Exercise aim:
Output all records exactly.

[[ Input, beginning ]]

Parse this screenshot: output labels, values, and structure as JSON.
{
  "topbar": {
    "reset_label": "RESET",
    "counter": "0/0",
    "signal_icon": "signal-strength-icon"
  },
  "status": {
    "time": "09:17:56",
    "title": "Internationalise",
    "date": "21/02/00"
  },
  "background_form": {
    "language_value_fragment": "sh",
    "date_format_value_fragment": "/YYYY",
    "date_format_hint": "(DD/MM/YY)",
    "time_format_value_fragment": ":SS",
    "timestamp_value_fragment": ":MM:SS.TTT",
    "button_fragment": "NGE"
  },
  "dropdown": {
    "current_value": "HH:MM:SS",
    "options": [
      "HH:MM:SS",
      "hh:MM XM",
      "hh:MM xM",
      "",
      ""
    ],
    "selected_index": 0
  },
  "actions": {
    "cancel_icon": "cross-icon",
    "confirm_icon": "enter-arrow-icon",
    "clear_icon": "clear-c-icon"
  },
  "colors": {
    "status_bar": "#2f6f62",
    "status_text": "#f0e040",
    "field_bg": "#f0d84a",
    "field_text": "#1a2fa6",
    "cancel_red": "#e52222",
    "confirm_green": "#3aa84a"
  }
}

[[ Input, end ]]

Written reply:
Parse this screenshot: output labels, values, and structure as JSON.
{
  "topbar": {
    "reset_label": "RESET",
    "counter": "0/0",
    "signal_icon": "signal-strength-icon"
  },
  "status": {
    "time": "09:17:56",
    "title": "Internationalise",
    "date": "21/02/00"
  },
  "background_form": {
    "language_value_fragment": "sh",
    "date_format_value_fragment": "/YYYY",
    "date_format_hint": "(DD/MM/YY)",
    "time_format_value_fragment": ":SS",
    "timestamp_value_fragment": ":MM:SS.TTT",
    "button_fragment": "NGE"
  },
  "dropdown": {
    "current_value": "HH:MM:SS",
    "options": [
      "HH:MM:SS",
      "hh:MM XM",
      "hh:MM xM",
      "",
      ""
    ],
    "selected_index": 0
  },
  "actions": {
    "cancel_icon": "cross-icon",
    "confirm_icon": "enter-arrow-icon",
    "clear_icon": "clear-c-icon"
  },
  "colors": {
    "status_bar": "#2f6f62",
    "status_text": "#f0e040",
    "field_bg": "#f0d84a",
    "field_text": "#1a2fa6",
    "cancel_red": "#e52222",
    "confirm_green": "#3aa84a"
  }
}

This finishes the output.